To do ::
Produce a verbatim copy of the following records, leaving out all pictures.

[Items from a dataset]

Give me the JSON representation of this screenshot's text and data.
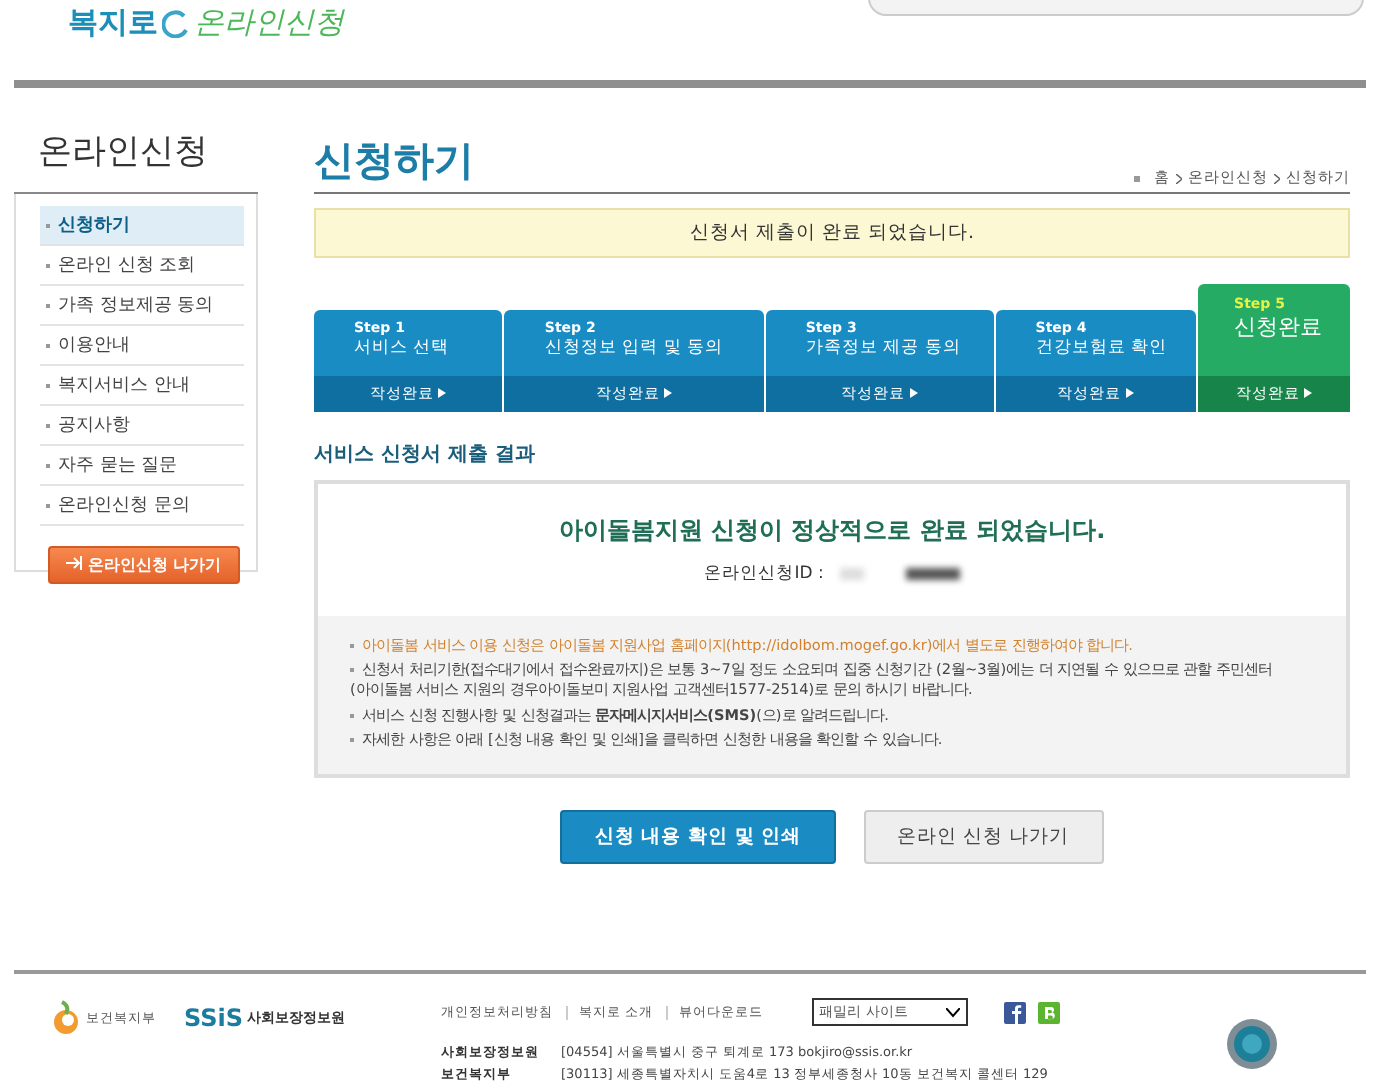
{
  "header": {
    "logo_main": "복지로",
    "logo_sub": "온라인신청"
  },
  "sidebar": {
    "title": "온라인신청",
    "items": [
      {
        "label": "신청하기",
        "selected": true
      },
      {
        "label": "온라인 신청 조회",
        "selected": false
      },
      {
        "label": "가족 정보제공 동의",
        "selected": false
      },
      {
        "label": "이용안내",
        "selected": false
      },
      {
        "label": "복지서비스 안내",
        "selected": false
      },
      {
        "label": "공지사항",
        "selected": false
      },
      {
        "label": "자주 묻는 질문",
        "selected": false
      },
      {
        "label": "온라인신청 문의",
        "selected": false
      }
    ],
    "exit_button": "온라인신청 나가기"
  },
  "page": {
    "title": "신청하기",
    "breadcrumb": [
      "홈",
      "온라인신청",
      "신청하기"
    ],
    "notice": "신청서 제출이 완료 되었습니다."
  },
  "steps": [
    {
      "step": "Step 1",
      "name": "서비스 선택",
      "status": "작성완료",
      "selected": false
    },
    {
      "step": "Step 2",
      "name": "신청정보 입력 및 동의",
      "status": "작성완료",
      "selected": false
    },
    {
      "step": "Step 3",
      "name": "가족정보 제공 동의",
      "status": "작성완료",
      "selected": false
    },
    {
      "step": "Step 4",
      "name": "건강보험료 확인",
      "status": "작성완료",
      "selected": false
    },
    {
      "step": "Step 5",
      "name": "신청완료",
      "status": "작성완료",
      "selected": true
    }
  ],
  "result": {
    "section_title": "서비스 신청서 제출 결과",
    "message": "아이돌봄지원 신청이 정상적으로 완료 되었습니다.",
    "id_label": "온라인신청ID :",
    "notes": [
      {
        "kind": "highlight",
        "lines": [
          "아이돌봄 서비스 이용 신청은 아이돌봄 지원사업 홈페이지(http://idolbom.mogef.go.kr)에서 별도로 진행하여야 합니다."
        ]
      },
      {
        "kind": "normal",
        "lines": [
          "신청서 처리기한(접수대기에서 접수완료까지)은 보통 3~7일 정도 소요되며 집중 신청기간 (2월~3월)에는 더 지연될 수 있으므로 관할 주민센터",
          "(아이돌봄 서비스 지원의 경우아이돌보미 지원사업 고객센터1577-2514)로 문의 하시기 바랍니다."
        ]
      },
      {
        "kind": "normal",
        "lines": [
          "서비스 신청 진행사항 및 신청결과는 **문자메시지서비스(SMS)**(으)로 알려드립니다."
        ]
      },
      {
        "kind": "normal",
        "lines": [
          "자세한 사항은 아래 [신청 내용 확인 및 인쇄]을 클릭하면 신청한 내용을 확인할 수 있습니다."
        ]
      }
    ]
  },
  "buttons": [
    {
      "label": "신청 내용 확인 및 인쇄",
      "kind": "primary"
    },
    {
      "label": "온라인 신청 나가기",
      "kind": "secondary"
    }
  ],
  "footer": {
    "ministry": "보건복지부",
    "agency_logo": "SSiS",
    "agency": "사회보장정보원",
    "links": [
      "개인정보처리방침",
      "복지로 소개",
      "뷰어다운로드"
    ],
    "family_site": "패밀리 사이트",
    "addresses": [
      {
        "org": "사회보장정보원",
        "address": "[04554] 서울특별시 중구 퇴계로 173  bokjiro@ssis.or.kr"
      },
      {
        "org": "보건복지부",
        "address": "[30113] 세종특별자치시 도움4로 13 정부세종청사 10동    보건복지 콜센터 129"
      }
    ]
  }
}
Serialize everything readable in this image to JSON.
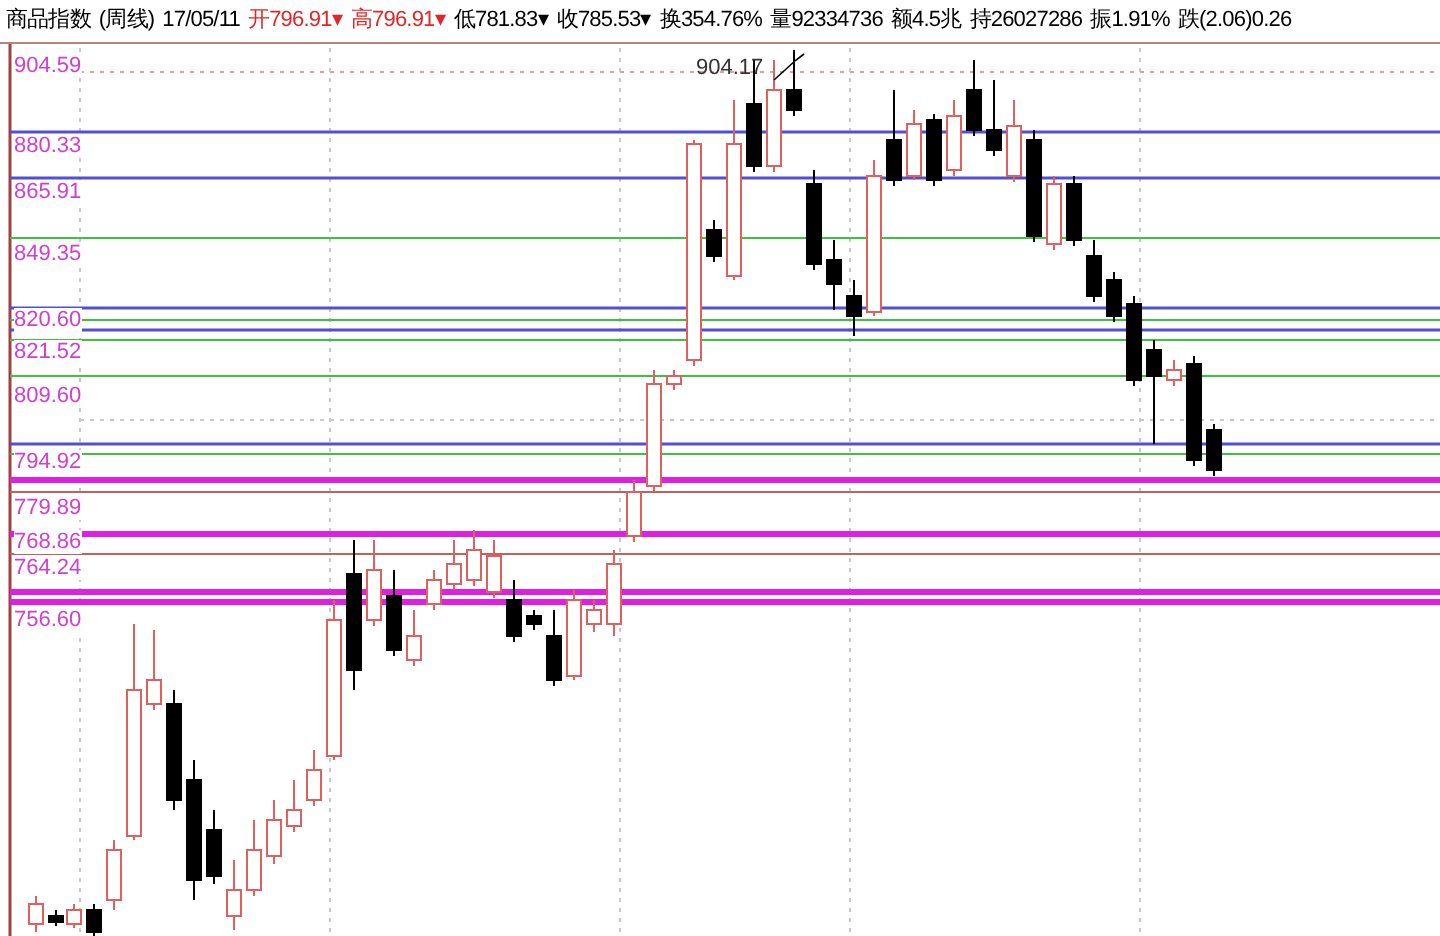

Problem solution ::
Give me the JSON representation of this screenshot's text and data.
{
  "header": {
    "logo_main": "복지로",
    "logo_sub": "온라인신청"
  },
  "sidebar": {
    "title": "온라인신청",
    "items": [
      {
        "label": "신청하기",
        "selected": true
      },
      {
        "label": "온라인 신청 조회",
        "selected": false
      },
      {
        "label": "가족 정보제공 동의",
        "selected": false
      },
      {
        "label": "이용안내",
        "selected": false
      },
      {
        "label": "복지서비스 안내",
        "selected": false
      },
      {
        "label": "공지사항",
        "selected": false
      },
      {
        "label": "자주 묻는 질문",
        "selected": false
      },
      {
        "label": "온라인신청 문의",
        "selected": false
      }
    ],
    "exit_button": "온라인신청 나가기"
  },
  "page": {
    "title": "신청하기",
    "breadcrumb": [
      "홈",
      "온라인신청",
      "신청하기"
    ],
    "notice": "신청서 제출이 완료 되었습니다."
  },
  "steps": [
    {
      "step": "Step 1",
      "name": "서비스 선택",
      "status": "작성완료",
      "selected": false
    },
    {
      "step": "Step 2",
      "name": "신청정보 입력 및 동의",
      "status": "작성완료",
      "selected": false
    },
    {
      "step": "Step 3",
      "name": "가족정보 제공 동의",
      "status": "작성완료",
      "selected": false
    },
    {
      "step": "Step 4",
      "name": "건강보험료 확인",
      "status": "작성완료",
      "selected": false
    },
    {
      "step": "Step 5",
      "name": "신청완료",
      "status": "작성완료",
      "selected": true
    }
  ],
  "result": {
    "section_title": "서비스 신청서 제출 결과",
    "message": "아이돌봄지원 신청이 정상적으로 완료 되었습니다.",
    "id_label": "온라인신청ID :",
    "notes": [
      {
        "kind": "highlight",
        "lines": [
          "아이돌봄 서비스 이용 신청은 아이돌봄 지원사업 홈페이지(http://idolbom.mogef.go.kr)에서 별도로 진행하여야 합니다."
        ]
      },
      {
        "kind": "normal",
        "lines": [
          "신청서 처리기한(접수대기에서 접수완료까지)은 보통 3~7일 정도 소요되며 집중 신청기간 (2월~3월)에는 더 지연될 수 있으므로 관할 주민센터",
          "(아이돌봄 서비스 지원의 경우아이돌보미 지원사업 고객센터1577-2514)로 문의 하시기 바랍니다."
        ]
      },
      {
        "kind": "normal",
        "lines": [
          "서비스 신청 진행사항 및 신청결과는 **문자메시지서비스(SMS)**(으)로 알려드립니다."
        ]
      },
      {
        "kind": "normal",
        "lines": [
          "자세한 사항은 아래 [신청 내용 확인 및 인쇄]을 클릭하면 신청한 내용을 확인할 수 있습니다."
        ]
      }
    ]
  },
  "buttons": [
    {
      "label": "신청 내용 확인 및 인쇄",
      "kind": "primary"
    },
    {
      "label": "온라인 신청 나가기",
      "kind": "secondary"
    }
  ],
  "footer": {
    "ministry": "보건복지부",
    "agency_logo": "SSiS",
    "agency": "사회보장정보원",
    "links": [
      "개인정보처리방침",
      "복지로 소개",
      "뷰어다운로드"
    ],
    "family_site": "패밀리 사이트",
    "addresses": [
      {
        "org": "사회보장정보원",
        "address": "[04554] 서울특별시 중구 퇴계로 173  bokjiro@ssis.or.kr"
      },
      {
        "org": "보건복지부",
        "address": "[30113] 세종특별자치시 도움4로 13 정부세종청사 10동    보건복지 콜센터 129"
      }
    ]
  }
}
Serialize everything readable in this image to JSON.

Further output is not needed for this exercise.